You should also be aware that some visa applications can take a long time to process – weeks and even months in some instances. Therefore, ensure your travel plans are based around this and don’t arrange to leave the country without having sufficient time to apply for the visa.
Taking medical supplies through customs
Not only do you need to make your way through a busy airport when leaving and coming back to the UK, but you’ll also want to ensure not falling foul of any customs regulations. For those in good health this can be tough enough. However, for those with a medical condition, the process can be even more difficult because of rules and regulations.
So, why is it such a problem? Simply because there are various laws of what medication can be brought in and out of a particular country – and all countries seem to take a different approach. Of course, this is all down to countries trying to prevent illegal drugs trafficking.
It would be impossible to try and list every medication under the sun and state what is and isn’t accepted. Therefore, you need to carry out your own research prior to travelling. You can then plan ahead and reduce the risk of being caught out last minute by a drugs law in the country you’re visiting. Remember, it is up to you to get this right. See the government’s advice on travelling with controlled drugs.
Codeine is one example where drugs laws differ around the world. In the UK, codeine is commonly used in medicine and sold over the counter at most pharmacies and chemists. However, the same drug is banned in many countries globally. This is just one example, but by speaking to your doctor, you should be offered alternatives to your medication if it falls foul of international laws.
You should always ensure drugs are clearly labelled and you have a doctor’s letter to hand stating they’re required for your condition. Also have copies of the prescription on you, so you’re able to get more when abroad.
In order to pass airport security quickly and with as little hassle as possible, take a look at our tips:
• Leave all medication in its original packaging, where it is clearly labelled.
• Try to avoid taking unmarked boxes or bottles to the airport.
• Be ready to answer questions at customs on the medication and have a doctor’s letter, plus prescriptions.
• Contact the airline in advance if you have medication that needs to be kept refrigerated.
• Get in touch with the airline early on, so any problems can be avoided.
• Check with the country and customs where you’re visiting to find out what’s prohibited.

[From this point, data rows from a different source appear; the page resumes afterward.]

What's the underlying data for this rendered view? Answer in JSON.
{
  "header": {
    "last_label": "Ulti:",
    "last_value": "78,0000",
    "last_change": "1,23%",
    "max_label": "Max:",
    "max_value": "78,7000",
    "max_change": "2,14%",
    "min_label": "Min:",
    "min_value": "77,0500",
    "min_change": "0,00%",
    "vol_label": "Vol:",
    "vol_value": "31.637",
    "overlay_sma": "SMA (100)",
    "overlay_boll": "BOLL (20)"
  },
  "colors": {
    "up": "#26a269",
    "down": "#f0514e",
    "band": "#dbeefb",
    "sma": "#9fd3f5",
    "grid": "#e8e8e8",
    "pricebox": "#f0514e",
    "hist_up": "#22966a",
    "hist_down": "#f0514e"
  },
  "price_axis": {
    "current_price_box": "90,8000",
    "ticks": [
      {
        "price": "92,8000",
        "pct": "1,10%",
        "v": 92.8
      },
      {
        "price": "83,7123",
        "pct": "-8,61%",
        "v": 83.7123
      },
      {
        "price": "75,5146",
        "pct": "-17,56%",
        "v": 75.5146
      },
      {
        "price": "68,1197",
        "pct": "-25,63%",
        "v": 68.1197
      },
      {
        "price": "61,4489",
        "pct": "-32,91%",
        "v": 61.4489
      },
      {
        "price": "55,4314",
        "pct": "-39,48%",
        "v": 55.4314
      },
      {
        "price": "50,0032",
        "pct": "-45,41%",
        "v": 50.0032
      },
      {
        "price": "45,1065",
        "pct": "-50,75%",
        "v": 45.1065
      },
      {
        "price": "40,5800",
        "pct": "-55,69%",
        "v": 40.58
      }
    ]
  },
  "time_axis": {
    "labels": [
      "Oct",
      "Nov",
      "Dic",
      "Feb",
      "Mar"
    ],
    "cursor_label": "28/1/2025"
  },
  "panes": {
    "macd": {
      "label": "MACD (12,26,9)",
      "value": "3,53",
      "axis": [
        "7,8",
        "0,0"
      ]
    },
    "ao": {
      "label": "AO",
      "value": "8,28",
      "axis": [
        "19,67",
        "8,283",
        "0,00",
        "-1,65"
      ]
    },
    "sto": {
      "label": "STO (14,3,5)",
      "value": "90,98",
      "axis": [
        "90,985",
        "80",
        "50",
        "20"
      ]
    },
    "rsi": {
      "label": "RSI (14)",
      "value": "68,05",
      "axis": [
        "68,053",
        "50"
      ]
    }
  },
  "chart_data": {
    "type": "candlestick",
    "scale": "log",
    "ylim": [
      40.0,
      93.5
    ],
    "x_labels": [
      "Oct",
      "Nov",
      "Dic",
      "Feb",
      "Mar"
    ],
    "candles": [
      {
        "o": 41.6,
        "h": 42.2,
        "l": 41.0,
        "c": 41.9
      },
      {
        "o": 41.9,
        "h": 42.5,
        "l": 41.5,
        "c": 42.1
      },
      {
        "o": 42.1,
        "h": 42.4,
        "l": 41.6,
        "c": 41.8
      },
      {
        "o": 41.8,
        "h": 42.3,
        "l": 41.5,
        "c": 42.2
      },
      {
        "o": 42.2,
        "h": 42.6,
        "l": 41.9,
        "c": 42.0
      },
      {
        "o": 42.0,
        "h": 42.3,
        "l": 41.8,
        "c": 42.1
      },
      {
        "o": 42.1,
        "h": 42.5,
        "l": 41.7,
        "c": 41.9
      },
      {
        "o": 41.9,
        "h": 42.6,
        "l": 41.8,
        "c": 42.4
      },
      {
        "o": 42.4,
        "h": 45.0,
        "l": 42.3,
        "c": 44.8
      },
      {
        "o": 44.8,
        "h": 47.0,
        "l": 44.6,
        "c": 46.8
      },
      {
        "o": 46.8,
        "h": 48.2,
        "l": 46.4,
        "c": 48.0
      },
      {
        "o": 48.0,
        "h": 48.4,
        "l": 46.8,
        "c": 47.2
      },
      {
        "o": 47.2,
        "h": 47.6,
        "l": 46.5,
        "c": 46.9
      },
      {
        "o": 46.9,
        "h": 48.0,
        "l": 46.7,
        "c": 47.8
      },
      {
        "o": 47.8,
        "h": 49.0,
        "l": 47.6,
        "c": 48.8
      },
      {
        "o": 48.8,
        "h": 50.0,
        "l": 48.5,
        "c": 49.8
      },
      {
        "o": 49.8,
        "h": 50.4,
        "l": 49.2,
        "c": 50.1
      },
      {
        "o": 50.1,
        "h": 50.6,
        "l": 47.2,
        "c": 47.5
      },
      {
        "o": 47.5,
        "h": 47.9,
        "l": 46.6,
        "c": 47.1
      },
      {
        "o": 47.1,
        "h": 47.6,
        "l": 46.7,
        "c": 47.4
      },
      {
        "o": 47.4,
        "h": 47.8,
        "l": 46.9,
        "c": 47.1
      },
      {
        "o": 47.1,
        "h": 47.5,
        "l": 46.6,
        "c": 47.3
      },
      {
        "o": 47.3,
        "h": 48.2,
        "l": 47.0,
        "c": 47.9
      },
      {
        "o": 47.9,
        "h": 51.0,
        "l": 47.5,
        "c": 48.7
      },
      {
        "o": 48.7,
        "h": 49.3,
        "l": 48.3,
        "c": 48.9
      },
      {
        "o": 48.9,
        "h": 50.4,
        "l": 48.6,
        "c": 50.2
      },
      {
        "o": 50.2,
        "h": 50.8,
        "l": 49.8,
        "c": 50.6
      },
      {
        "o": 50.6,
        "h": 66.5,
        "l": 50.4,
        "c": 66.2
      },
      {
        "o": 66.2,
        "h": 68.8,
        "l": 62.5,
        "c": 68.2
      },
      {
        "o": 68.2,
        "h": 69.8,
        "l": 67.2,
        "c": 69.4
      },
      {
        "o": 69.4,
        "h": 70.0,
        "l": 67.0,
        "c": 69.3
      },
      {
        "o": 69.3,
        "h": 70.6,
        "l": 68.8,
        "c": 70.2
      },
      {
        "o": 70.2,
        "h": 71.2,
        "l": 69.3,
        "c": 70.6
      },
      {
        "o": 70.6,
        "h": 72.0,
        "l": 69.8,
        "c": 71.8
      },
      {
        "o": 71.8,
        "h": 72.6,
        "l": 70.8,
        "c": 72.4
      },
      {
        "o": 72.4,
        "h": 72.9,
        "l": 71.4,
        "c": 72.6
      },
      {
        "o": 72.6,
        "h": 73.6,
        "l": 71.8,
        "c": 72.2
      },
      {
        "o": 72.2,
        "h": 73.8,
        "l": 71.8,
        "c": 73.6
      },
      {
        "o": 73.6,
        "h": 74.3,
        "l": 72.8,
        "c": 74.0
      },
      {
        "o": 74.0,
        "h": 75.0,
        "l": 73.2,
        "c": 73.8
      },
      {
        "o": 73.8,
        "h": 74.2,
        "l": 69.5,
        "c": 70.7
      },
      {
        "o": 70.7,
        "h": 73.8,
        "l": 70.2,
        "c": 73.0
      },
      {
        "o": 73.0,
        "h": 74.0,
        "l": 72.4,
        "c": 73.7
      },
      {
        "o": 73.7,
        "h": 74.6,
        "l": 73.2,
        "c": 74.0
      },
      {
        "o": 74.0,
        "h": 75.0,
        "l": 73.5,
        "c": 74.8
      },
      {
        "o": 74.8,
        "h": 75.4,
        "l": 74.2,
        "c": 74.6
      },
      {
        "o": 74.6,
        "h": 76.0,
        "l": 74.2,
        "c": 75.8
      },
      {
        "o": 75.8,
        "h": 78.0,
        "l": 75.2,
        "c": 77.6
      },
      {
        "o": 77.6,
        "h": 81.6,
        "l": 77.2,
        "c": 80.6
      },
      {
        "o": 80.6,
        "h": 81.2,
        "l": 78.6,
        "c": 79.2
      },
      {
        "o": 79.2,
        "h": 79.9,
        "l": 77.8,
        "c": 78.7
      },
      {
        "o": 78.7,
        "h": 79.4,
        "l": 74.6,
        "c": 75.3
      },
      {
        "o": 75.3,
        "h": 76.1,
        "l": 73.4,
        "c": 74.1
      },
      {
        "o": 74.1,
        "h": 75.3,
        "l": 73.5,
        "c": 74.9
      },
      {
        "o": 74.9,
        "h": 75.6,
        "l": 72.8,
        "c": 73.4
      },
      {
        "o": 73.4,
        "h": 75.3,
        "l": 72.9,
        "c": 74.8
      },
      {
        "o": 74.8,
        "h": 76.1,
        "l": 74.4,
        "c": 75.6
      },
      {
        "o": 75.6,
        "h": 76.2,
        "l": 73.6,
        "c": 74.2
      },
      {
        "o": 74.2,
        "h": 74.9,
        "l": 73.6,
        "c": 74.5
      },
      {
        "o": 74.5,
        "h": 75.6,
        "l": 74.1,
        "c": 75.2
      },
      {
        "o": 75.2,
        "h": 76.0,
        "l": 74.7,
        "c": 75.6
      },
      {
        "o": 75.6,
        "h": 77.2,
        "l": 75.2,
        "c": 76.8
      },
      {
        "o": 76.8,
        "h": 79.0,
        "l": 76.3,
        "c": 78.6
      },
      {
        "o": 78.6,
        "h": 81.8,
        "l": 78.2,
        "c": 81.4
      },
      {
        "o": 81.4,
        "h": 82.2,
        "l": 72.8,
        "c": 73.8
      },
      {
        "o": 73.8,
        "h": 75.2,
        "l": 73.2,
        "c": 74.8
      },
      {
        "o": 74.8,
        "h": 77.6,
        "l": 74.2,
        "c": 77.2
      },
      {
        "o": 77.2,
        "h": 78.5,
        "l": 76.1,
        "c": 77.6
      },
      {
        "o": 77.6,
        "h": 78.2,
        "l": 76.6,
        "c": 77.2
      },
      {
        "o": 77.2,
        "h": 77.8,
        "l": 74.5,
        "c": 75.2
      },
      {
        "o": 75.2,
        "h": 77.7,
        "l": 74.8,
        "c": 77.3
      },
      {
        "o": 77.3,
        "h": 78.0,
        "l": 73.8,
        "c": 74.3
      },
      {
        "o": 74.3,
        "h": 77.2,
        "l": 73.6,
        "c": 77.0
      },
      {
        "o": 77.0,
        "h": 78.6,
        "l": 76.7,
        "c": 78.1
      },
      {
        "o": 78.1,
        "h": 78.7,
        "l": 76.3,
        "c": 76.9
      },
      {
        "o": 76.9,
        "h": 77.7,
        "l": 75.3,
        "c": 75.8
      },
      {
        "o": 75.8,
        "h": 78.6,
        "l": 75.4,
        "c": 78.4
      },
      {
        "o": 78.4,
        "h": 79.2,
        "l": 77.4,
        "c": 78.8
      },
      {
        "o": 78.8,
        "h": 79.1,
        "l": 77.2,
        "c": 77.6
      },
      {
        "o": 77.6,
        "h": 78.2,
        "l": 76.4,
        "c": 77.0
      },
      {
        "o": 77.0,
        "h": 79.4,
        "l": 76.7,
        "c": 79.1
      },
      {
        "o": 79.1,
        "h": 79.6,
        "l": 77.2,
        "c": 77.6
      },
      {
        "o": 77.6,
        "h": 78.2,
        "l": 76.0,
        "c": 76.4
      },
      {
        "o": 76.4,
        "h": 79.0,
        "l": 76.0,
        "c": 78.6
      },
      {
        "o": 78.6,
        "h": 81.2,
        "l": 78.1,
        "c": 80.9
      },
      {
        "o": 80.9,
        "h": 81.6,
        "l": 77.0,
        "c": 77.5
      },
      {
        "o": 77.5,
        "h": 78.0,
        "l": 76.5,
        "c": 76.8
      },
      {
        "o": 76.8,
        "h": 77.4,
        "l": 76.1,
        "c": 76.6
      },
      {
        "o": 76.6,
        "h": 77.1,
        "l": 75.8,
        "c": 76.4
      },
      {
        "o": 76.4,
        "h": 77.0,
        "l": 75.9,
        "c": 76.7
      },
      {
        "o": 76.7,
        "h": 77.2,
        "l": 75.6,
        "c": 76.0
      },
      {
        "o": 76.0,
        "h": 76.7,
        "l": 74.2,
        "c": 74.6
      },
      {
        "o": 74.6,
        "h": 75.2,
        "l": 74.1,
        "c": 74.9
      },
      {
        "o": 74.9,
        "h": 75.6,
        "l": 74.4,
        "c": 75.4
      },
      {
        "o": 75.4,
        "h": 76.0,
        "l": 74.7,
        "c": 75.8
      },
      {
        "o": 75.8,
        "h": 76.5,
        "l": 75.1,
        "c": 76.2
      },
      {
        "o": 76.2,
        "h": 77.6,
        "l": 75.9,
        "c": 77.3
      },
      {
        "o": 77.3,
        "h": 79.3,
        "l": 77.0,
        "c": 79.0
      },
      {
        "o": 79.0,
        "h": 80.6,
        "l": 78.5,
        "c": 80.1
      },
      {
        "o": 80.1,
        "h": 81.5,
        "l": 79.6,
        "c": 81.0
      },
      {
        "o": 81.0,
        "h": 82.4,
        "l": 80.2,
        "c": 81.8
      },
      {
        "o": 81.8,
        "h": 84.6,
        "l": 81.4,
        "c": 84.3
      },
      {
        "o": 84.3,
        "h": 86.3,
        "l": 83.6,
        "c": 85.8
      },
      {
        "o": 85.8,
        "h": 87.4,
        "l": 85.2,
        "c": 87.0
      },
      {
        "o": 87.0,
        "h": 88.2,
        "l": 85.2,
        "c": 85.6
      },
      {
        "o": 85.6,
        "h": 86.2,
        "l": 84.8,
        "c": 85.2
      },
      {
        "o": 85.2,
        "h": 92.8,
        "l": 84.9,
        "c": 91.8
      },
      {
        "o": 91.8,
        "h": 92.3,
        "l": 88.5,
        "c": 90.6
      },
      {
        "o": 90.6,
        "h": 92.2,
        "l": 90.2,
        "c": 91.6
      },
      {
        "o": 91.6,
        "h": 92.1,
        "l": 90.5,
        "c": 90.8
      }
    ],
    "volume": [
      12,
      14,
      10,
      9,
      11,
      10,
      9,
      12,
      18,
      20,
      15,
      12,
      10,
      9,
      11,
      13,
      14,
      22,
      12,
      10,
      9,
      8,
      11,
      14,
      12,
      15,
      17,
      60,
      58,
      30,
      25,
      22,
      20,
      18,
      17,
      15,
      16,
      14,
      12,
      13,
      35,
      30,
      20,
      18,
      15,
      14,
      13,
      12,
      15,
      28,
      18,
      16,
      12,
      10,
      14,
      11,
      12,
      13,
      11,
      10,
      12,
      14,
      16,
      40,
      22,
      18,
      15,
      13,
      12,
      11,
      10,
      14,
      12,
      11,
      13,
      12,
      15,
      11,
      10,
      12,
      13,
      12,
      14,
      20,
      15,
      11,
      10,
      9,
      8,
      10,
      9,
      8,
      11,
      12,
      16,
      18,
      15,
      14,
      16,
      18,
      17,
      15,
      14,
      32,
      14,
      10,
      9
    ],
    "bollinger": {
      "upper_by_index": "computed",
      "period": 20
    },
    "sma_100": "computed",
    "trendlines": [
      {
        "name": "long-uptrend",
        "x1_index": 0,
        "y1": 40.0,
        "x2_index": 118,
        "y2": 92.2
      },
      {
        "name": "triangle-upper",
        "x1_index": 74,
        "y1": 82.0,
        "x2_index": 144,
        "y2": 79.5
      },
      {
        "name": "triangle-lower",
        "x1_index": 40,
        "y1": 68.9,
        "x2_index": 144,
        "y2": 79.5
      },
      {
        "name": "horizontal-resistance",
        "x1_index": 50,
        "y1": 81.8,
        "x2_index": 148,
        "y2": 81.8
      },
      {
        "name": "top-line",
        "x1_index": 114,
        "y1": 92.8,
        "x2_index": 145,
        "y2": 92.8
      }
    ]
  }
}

Being prepared and knowing what is and isn’t accepted internationally, will help you negotiate airport security and travel to and from your holiday destination conveniently.
For more information, please see the following links:
Can I Take My Medication Abroad?
Emergency Telephone Numbers:
Tourist & Short Stay Visas:
Travel For Over 65s & Medical Conditions: